▸ BRIEF
Look through the listing below and report every line that contains "photo".
****************************************
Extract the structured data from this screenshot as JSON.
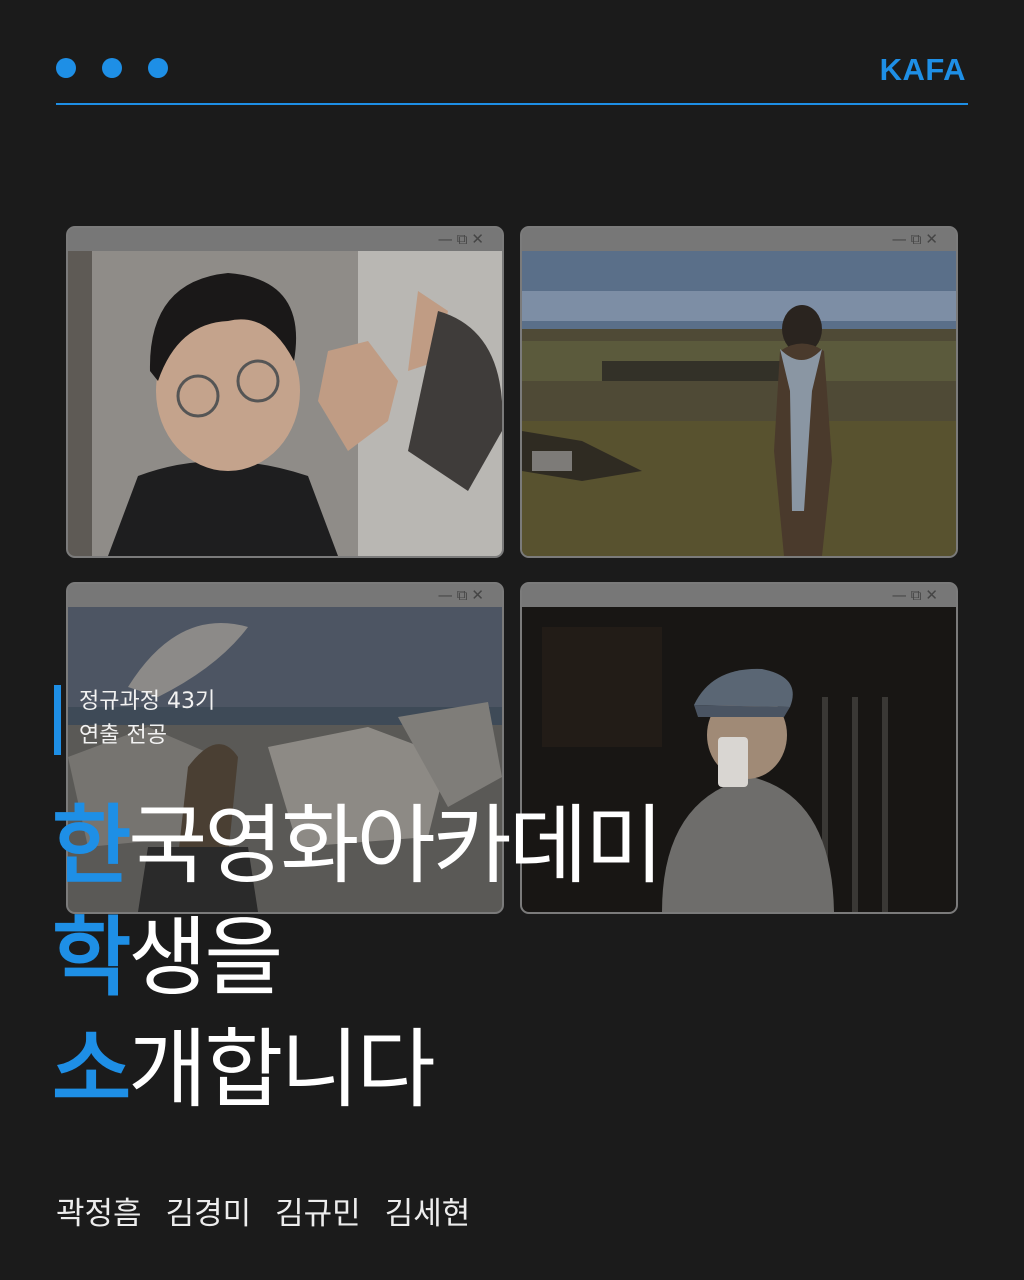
{
  "header": {
    "logo": "KAFA",
    "brand_color": "#1e8fe6"
  },
  "windows": [
    {
      "controls": "—⧉✕",
      "photo": "student-portrait-finger-frame"
    },
    {
      "controls": "—⧉✕",
      "photo": "student-on-field-with-camera"
    },
    {
      "controls": "—⧉✕",
      "photo": "student-with-boom-mic-at-shore"
    },
    {
      "controls": "—⧉✕",
      "photo": "student-drinking-at-night"
    }
  ],
  "tagline": {
    "line1": "정규과정 43기",
    "line2": "연출 전공"
  },
  "headline": [
    {
      "first": "한",
      "rest": "국영화아카데미"
    },
    {
      "first": "학",
      "rest": "생을"
    },
    {
      "first": "소",
      "rest": "개합니다"
    }
  ],
  "names": [
    "곽정흠",
    "김경미",
    "김규민",
    "김세현"
  ]
}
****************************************
▸ TASK RESULT
      "photo": "student-portrait-finger-frame"
      "photo": "student-on-field-with-camera"
      "photo": "student-with-boom-mic-at-shore"
      "photo": "student-drinking-at-night"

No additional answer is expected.